**Exercise**. Count the lines in the records below that contain the word "Выданные", and give only that number.
Start of Source data
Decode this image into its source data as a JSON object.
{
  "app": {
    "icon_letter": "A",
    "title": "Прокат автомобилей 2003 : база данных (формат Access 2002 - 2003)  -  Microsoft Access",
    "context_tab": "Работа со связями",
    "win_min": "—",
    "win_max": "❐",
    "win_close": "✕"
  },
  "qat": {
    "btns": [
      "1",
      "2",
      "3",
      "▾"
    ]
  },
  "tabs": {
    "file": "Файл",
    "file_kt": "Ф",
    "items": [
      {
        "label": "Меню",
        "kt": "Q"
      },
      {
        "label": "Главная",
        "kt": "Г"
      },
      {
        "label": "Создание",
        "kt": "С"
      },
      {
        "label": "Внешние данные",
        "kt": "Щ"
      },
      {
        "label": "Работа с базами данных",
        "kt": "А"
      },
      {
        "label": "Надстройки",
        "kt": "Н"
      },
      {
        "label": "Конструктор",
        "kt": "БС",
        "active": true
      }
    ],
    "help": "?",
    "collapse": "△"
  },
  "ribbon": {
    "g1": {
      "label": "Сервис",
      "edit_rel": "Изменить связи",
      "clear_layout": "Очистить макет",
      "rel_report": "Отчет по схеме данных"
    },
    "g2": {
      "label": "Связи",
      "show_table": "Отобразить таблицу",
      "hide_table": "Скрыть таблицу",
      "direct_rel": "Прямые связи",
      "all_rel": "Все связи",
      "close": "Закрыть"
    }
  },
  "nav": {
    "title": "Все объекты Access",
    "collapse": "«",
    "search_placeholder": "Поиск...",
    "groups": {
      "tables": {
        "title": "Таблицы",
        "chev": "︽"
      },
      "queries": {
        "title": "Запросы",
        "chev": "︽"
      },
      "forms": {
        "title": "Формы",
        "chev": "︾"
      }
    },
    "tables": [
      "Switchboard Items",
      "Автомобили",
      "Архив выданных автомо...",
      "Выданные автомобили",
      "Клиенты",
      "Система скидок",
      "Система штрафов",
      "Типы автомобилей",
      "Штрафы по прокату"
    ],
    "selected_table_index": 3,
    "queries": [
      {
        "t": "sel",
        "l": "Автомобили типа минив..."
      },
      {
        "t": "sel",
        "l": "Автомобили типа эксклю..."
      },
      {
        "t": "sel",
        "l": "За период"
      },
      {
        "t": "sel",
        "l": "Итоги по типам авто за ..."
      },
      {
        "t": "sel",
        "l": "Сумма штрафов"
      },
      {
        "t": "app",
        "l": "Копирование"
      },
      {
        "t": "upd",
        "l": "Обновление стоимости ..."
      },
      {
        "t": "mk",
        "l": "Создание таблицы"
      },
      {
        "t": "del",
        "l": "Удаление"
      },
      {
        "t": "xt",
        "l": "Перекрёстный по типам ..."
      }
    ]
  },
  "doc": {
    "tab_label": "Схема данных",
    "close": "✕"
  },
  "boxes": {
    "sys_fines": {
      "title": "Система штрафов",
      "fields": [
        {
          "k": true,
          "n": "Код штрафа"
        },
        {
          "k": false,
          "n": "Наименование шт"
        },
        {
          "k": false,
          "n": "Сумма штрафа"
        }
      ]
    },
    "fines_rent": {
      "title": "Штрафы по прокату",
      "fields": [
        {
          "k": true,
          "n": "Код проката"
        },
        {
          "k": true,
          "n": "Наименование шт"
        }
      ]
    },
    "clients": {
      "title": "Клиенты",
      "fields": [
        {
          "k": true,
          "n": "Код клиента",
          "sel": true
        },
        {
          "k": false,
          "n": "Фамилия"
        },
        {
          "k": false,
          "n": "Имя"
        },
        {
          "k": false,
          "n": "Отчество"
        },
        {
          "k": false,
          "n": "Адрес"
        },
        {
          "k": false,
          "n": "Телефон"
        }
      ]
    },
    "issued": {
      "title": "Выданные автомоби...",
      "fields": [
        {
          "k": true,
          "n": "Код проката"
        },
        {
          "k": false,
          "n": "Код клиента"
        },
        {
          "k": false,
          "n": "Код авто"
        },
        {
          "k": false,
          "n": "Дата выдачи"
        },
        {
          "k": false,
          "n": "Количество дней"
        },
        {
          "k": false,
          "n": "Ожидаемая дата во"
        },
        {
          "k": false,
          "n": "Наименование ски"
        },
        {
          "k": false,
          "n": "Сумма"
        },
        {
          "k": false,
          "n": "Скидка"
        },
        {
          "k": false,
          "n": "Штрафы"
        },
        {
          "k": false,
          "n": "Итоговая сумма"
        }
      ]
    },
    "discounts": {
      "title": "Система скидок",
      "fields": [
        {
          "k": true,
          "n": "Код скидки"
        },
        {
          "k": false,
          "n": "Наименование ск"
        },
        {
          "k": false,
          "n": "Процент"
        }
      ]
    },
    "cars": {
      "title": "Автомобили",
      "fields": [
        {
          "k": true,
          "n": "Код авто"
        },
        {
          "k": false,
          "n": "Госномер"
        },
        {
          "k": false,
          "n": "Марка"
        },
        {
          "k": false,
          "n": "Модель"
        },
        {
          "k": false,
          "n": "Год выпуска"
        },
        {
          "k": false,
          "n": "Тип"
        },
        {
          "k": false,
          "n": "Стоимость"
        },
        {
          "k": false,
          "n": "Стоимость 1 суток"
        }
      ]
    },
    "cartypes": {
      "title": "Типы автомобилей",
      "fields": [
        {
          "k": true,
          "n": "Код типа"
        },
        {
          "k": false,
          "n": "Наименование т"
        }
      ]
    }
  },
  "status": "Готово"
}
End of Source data
**Task result**. 2